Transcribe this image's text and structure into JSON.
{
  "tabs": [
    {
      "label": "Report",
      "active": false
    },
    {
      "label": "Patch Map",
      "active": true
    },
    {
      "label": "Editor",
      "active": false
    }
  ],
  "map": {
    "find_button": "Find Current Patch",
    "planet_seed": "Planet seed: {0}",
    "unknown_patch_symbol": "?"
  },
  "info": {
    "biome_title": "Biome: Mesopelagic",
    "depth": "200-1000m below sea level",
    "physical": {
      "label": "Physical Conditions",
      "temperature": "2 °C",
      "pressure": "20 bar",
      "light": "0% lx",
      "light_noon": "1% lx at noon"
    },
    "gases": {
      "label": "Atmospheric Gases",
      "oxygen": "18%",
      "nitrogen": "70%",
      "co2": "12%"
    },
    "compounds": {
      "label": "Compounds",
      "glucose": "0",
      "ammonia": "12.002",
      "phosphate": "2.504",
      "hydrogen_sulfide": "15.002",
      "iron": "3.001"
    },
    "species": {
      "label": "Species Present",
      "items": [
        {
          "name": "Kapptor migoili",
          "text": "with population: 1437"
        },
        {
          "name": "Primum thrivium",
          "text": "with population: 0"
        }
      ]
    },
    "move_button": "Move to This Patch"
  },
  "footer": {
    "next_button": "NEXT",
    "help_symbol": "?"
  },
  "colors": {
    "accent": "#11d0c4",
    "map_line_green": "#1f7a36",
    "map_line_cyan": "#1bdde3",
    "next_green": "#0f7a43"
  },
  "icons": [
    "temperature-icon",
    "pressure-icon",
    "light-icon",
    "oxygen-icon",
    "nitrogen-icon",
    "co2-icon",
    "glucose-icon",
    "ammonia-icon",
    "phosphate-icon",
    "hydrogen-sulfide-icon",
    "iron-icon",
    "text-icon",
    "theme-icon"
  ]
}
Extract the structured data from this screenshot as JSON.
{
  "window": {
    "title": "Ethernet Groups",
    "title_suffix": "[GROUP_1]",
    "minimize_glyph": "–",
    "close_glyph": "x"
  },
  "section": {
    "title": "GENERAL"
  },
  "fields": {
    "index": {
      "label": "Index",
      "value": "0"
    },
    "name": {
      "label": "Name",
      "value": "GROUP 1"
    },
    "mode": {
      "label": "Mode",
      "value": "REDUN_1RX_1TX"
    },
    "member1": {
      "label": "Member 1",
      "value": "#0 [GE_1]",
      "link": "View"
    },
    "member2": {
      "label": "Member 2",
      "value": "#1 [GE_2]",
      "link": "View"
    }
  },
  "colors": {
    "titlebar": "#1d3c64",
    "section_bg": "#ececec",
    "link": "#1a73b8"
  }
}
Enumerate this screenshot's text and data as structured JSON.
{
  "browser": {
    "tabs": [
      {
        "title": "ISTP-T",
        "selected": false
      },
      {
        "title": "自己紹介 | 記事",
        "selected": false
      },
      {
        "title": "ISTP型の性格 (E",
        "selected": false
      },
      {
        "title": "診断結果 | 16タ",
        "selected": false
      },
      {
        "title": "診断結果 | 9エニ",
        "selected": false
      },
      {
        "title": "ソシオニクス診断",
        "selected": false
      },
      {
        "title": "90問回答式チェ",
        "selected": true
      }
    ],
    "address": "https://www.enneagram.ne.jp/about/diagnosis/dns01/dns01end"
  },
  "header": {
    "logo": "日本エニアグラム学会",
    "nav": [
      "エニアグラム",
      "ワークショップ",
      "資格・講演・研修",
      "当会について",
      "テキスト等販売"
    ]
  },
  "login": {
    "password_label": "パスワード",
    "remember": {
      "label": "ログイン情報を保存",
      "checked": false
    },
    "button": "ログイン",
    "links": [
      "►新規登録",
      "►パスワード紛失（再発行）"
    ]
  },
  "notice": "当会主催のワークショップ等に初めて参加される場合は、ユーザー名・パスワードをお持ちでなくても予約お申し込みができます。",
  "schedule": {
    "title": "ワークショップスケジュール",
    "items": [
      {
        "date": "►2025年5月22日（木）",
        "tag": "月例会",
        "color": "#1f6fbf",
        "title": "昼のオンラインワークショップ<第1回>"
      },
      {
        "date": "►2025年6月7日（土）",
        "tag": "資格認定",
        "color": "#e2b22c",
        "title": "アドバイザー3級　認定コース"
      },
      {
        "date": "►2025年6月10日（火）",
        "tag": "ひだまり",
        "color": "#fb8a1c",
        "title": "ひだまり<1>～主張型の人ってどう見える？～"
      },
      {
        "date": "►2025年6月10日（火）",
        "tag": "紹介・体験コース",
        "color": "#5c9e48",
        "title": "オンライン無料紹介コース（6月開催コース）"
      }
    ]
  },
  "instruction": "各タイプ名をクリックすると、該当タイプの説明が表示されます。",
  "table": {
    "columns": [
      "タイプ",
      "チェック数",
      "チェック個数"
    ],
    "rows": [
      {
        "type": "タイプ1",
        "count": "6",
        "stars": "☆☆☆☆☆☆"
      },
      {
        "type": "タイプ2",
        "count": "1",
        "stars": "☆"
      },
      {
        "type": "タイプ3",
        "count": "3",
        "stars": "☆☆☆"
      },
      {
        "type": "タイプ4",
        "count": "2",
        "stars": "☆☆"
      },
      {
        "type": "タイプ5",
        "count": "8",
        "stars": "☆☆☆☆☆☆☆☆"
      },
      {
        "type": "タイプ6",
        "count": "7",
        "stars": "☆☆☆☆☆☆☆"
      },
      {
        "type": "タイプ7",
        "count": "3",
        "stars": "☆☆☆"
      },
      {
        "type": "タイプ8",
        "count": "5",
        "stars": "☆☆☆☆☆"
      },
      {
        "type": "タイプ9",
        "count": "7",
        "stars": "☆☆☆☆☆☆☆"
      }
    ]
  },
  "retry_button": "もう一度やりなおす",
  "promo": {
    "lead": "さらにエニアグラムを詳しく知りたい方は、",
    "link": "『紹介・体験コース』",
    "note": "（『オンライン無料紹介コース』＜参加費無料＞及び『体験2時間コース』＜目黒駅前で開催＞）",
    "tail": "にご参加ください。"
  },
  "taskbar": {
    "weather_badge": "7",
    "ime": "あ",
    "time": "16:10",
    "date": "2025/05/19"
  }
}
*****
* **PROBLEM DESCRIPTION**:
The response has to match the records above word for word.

* **RESPONSE TO THIS EXERCISE**:
Transcribe this image's text and structure into JSON.
{
  "tabs": [
    {
      "label": "Report",
      "active": false
    },
    {
      "label": "Patch Map",
      "active": true
    },
    {
      "label": "Editor",
      "active": false
    }
  ],
  "map": {
    "find_button": "Find Current Patch",
    "planet_seed": "Planet seed: {0}",
    "unknown_patch_symbol": "?"
  },
  "info": {
    "biome_title": "Biome: Mesopelagic",
    "depth": "200-1000m below sea level",
    "physical": {
      "label": "Physical Conditions",
      "temperature": "2 °C",
      "pressure": "20 bar",
      "light": "0% lx",
      "light_noon": "1% lx at noon"
    },
    "gases": {
      "label": "Atmospheric Gases",
      "oxygen": "18%",
      "nitrogen": "70%",
      "co2": "12%"
    },
    "compounds": {
      "label": "Compounds",
      "glucose": "0",
      "ammonia": "12.002",
      "phosphate": "2.504",
      "hydrogen_sulfide": "15.002",
      "iron": "3.001"
    },
    "species": {
      "label": "Species Present",
      "items": [
        {
          "name": "Kapptor migoili",
          "text": "with population: 1437"
        },
        {
          "name": "Primum thrivium",
          "text": "with population: 0"
        }
      ]
    },
    "move_button": "Move to This Patch"
  },
  "footer": {
    "next_button": "NEXT",
    "help_symbol": "?"
  },
  "colors": {
    "accent": "#11d0c4",
    "map_line_green": "#1f7a36",
    "map_line_cyan": "#1bdde3",
    "next_green": "#0f7a43"
  },
  "icons": [
    "temperature-icon",
    "pressure-icon",
    "light-icon",
    "oxygen-icon",
    "nitrogen-icon",
    "co2-icon",
    "glucose-icon",
    "ammonia-icon",
    "phosphate-icon",
    "hydrogen-sulfide-icon",
    "iron-icon",
    "text-icon",
    "theme-icon"
  ]
}
Extract the structured data from this screenshot as JSON.
{
  "window": {
    "title": "Ethernet Groups",
    "title_suffix": "[GROUP_1]",
    "minimize_glyph": "–",
    "close_glyph": "x"
  },
  "section": {
    "title": "GENERAL"
  },
  "fields": {
    "index": {
      "label": "Index",
      "value": "0"
    },
    "name": {
      "label": "Name",
      "value": "GROUP 1"
    },
    "mode": {
      "label": "Mode",
      "value": "REDUN_1RX_1TX"
    },
    "member1": {
      "label": "Member 1",
      "value": "#0 [GE_1]",
      "link": "View"
    },
    "member2": {
      "label": "Member 2",
      "value": "#1 [GE_2]",
      "link": "View"
    }
  },
  "colors": {
    "titlebar": "#1d3c64",
    "section_bg": "#ececec",
    "link": "#1a73b8"
  }
}
Enumerate this screenshot's text and data as structured JSON.
{
  "browser": {
    "tabs": [
      {
        "title": "ISTP-T",
        "selected": false
      },
      {
        "title": "自己紹介 | 記事",
        "selected": false
      },
      {
        "title": "ISTP型の性格 (E",
        "selected": false
      },
      {
        "title": "診断結果 | 16タ",
        "selected": false
      },
      {
        "title": "診断結果 | 9エニ",
        "selected": false
      },
      {
        "title": "ソシオニクス診断",
        "selected": false
      },
      {
        "title": "90問回答式チェ",
        "selected": true
      }
    ],
    "address": "https://www.enneagram.ne.jp/about/diagnosis/dns01/dns01end"
  },
  "header": {
    "logo": "日本エニアグラム学会",
    "nav": [
      "エニアグラム",
      "ワークショップ",
      "資格・講演・研修",
      "当会について",
      "テキスト等販売"
    ]
  },
  "login": {
    "password_label": "パスワード",
    "remember": {
      "label": "ログイン情報を保存",
      "checked": false
    },
    "button": "ログイン",
    "links": [
      "►新規登録",
      "►パスワード紛失（再発行）"
    ]
  },
  "notice": "当会主催のワークショップ等に初めて参加される場合は、ユーザー名・パスワードをお持ちでなくても予約お申し込みができます。",
  "schedule": {
    "title": "ワークショップスケジュール",
    "items": [
      {
        "date": "►2025年5月22日（木）",
        "tag": "月例会",
        "color": "#1f6fbf",
        "title": "昼のオンラインワークショップ<第1回>"
      },
      {
        "date": "►2025年6月7日（土）",
        "tag": "資格認定",
        "color": "#e2b22c",
        "title": "アドバイザー3級　認定コース"
      },
      {
        "date": "►2025年6月10日（火）",
        "tag": "ひだまり",
        "color": "#fb8a1c",
        "title": "ひだまり<1>～主張型の人ってどう見える？～"
      },
      {
        "date": "►2025年6月10日（火）",
        "tag": "紹介・体験コース",
        "color": "#5c9e48",
        "title": "オンライン無料紹介コース（6月開催コース）"
      }
    ]
  },
  "instruction": "各タイプ名をクリックすると、該当タイプの説明が表示されます。",
  "table": {
    "columns": [
      "タイプ",
      "チェック数",
      "チェック個数"
    ],
    "rows": [
      {
        "type": "タイプ1",
        "count": "6",
        "stars": "☆☆☆☆☆☆"
      },
      {
        "type": "タイプ2",
        "count": "1",
        "stars": "☆"
      },
      {
        "type": "タイプ3",
        "count": "3",
        "stars": "☆☆☆"
      },
      {
        "type": "タイプ4",
        "count": "2",
        "stars": "☆☆"
      },
      {
        "type": "タイプ5",
        "count": "8",
        "stars": "☆☆☆☆☆☆☆☆"
      },
      {
        "type": "タイプ6",
        "count": "7",
        "stars": "☆☆☆☆☆☆☆"
      },
      {
        "type": "タイプ7",
        "count": "3",
        "stars": "☆☆☆"
      },
      {
        "type": "タイプ8",
        "count": "5",
        "stars": "☆☆☆☆☆"
      },
      {
        "type": "タイプ9",
        "count": "7",
        "stars": "☆☆☆☆☆☆☆"
      }
    ]
  },
  "retry_button": "もう一度やりなおす",
  "promo": {
    "lead": "さらにエニアグラムを詳しく知りたい方は、",
    "link": "『紹介・体験コース』",
    "note": "（『オンライン無料紹介コース』＜参加費無料＞及び『体験2時間コース』＜目黒駅前で開催＞）",
    "tail": "にご参加ください。"
  },
  "taskbar": {
    "weather_badge": "7",
    "ime": "あ",
    "time": "16:10",
    "date": "2025/05/19"
  }
}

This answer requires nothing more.